My fantastic photograph had been ruined by the dreaded “back focus,” which is when the camera randomly decides something in the background of your picture is more interesting than the thing you’ve locked in on.
A back focus is one of a number of photographic follies that have plagued me ever since I started shooting games as well as covering them. I’ve decapitated and amputated more people than Jason Voorhees, sent football players running uphill for a decade, and somehow learned how to put a voodoo hex that makes a camera not shoot right when I need it to.
Just last week, I had a tremendous picture of Vicksburg basketball player Mikey Johnson getting fouled by a Jim Hill player that was award-worthy — if it weren’t for the fact that the Jim Hill player looked like he’d run into a guillotine.
The lens wasn’t able to pull back far enough, so while Johnson’s reaction to the contact is captured well, the defender’s head is chopped out of the frame.
The legend of the Headless Shooting Guard might not be as terrifying as the Headless Horseman, but maybe it’s got some legs — which, coincidentally, the Jim Hill player also lost part of in my picture. In all honesty, part of the reason I’m writing this column is just so I can run that picture. That’s it up above.

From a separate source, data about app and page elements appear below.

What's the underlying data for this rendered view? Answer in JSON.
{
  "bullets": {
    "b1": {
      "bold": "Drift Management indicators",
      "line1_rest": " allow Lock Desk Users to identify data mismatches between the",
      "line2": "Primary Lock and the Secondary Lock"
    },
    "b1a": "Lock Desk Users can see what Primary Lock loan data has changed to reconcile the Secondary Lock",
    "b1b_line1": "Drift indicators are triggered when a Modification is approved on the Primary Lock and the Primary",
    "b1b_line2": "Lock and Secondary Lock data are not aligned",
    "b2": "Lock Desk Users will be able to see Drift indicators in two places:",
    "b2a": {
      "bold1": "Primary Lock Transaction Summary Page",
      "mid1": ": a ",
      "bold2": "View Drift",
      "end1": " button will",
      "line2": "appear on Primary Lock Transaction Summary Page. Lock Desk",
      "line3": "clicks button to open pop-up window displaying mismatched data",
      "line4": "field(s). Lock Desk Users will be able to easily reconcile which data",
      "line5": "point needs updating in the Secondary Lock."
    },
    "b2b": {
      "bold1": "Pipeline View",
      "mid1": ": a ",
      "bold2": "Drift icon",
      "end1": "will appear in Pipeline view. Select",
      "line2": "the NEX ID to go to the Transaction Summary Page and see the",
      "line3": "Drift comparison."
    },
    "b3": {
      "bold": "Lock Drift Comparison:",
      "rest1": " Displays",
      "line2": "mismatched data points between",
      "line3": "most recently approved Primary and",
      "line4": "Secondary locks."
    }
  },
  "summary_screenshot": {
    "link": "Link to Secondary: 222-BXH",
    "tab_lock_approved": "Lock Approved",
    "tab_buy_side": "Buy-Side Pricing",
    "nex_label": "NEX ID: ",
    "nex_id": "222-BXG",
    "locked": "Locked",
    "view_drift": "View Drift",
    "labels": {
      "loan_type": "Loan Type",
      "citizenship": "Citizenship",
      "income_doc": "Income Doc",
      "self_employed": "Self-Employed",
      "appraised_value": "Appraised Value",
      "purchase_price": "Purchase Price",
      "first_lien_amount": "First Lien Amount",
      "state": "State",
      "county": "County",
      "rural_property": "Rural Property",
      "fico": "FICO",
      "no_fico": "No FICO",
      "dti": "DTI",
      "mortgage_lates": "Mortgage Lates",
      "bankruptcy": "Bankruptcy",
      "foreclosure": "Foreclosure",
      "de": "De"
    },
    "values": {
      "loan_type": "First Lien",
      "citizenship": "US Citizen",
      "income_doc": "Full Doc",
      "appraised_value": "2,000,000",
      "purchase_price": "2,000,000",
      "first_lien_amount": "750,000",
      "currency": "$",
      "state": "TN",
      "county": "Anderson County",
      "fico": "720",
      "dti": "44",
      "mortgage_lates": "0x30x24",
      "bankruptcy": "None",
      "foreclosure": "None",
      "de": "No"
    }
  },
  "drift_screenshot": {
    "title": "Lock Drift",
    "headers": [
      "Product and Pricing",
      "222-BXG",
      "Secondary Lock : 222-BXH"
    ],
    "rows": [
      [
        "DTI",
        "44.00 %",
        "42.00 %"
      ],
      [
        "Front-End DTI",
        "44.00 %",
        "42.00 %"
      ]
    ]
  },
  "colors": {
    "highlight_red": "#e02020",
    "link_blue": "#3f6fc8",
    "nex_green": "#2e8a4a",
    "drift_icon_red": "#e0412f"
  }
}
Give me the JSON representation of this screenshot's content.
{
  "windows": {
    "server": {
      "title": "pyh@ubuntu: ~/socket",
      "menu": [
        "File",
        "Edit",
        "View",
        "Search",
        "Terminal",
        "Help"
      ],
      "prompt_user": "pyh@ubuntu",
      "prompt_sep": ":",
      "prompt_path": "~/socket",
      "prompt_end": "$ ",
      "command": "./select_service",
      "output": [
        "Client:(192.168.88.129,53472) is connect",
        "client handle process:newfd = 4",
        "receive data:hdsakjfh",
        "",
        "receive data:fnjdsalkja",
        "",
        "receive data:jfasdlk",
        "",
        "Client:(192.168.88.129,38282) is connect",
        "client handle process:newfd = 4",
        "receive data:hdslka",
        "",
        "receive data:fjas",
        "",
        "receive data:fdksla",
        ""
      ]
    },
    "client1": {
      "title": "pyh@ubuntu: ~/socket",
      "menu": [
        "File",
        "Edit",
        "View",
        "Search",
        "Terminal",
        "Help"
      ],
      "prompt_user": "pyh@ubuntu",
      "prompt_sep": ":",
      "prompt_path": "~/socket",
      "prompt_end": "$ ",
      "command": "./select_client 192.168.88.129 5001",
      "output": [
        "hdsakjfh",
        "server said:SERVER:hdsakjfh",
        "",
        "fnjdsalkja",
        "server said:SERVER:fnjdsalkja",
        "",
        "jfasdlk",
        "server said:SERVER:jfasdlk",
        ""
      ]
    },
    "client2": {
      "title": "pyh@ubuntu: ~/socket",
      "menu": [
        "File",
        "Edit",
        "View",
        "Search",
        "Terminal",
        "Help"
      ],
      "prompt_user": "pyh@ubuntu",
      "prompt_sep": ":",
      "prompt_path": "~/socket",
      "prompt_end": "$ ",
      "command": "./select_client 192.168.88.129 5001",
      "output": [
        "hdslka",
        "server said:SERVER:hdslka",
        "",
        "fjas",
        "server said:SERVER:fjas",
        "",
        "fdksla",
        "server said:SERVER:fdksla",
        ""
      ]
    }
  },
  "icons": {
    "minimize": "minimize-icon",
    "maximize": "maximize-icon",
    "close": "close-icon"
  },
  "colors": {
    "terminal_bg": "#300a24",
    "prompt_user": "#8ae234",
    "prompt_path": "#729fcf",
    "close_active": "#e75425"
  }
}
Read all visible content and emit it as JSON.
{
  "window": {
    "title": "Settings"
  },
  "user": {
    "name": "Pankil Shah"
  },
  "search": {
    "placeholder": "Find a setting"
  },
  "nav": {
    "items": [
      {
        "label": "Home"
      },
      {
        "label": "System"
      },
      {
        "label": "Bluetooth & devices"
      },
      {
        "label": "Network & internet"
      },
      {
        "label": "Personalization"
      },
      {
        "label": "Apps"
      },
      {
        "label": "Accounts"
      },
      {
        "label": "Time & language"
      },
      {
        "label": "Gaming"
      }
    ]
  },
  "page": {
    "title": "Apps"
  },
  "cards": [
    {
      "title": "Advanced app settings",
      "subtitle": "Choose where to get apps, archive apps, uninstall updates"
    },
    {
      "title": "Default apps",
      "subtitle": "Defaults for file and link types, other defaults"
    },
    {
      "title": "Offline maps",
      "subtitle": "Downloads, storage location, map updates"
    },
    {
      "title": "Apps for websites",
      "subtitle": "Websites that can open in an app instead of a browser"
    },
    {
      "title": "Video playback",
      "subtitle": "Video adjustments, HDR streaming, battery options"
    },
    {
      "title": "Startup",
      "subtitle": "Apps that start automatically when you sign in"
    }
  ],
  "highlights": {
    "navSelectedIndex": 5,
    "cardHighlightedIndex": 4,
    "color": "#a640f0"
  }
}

Another bad habit of mine is what I call “The Bowker Tilt.” I’m right-handed, so I hold the camera with that hand and steady it with my left. I’ve come to realize that, while shooting game action, my stronger right hand pushes the camera down ever so slightly, resulting in a picture that’s tilted to the right by 10 or 20 degrees.
It seems to happen more in football and soccer, where I’m tracking a play and hitting the shutter button several times in quick succession. I’m not sure if anyone has ever noticed it except me, and it doesn’t necessarily ruin a picture, but it’s one of those things that’s hard to unsee once you see it.
Someone looking through back issues of The Post 50 or 60 years from now will probably wonder how our football teams did so well when their players had to run up the side of a mountain to reach the end zone.
All in all, I feel like I’ve become a pretty capable photographer over the years. I’m not the most technically proficient photographer, but do have an eye for photos and angles. I’m just good enough to be dangerous.
Which, apparently, means I’m also just bad enough to ruin some otherwise great pictures.
Ernest Bowker is the sports editor of The Vicksburg Post. He can be reached at firstname.lastname@example.org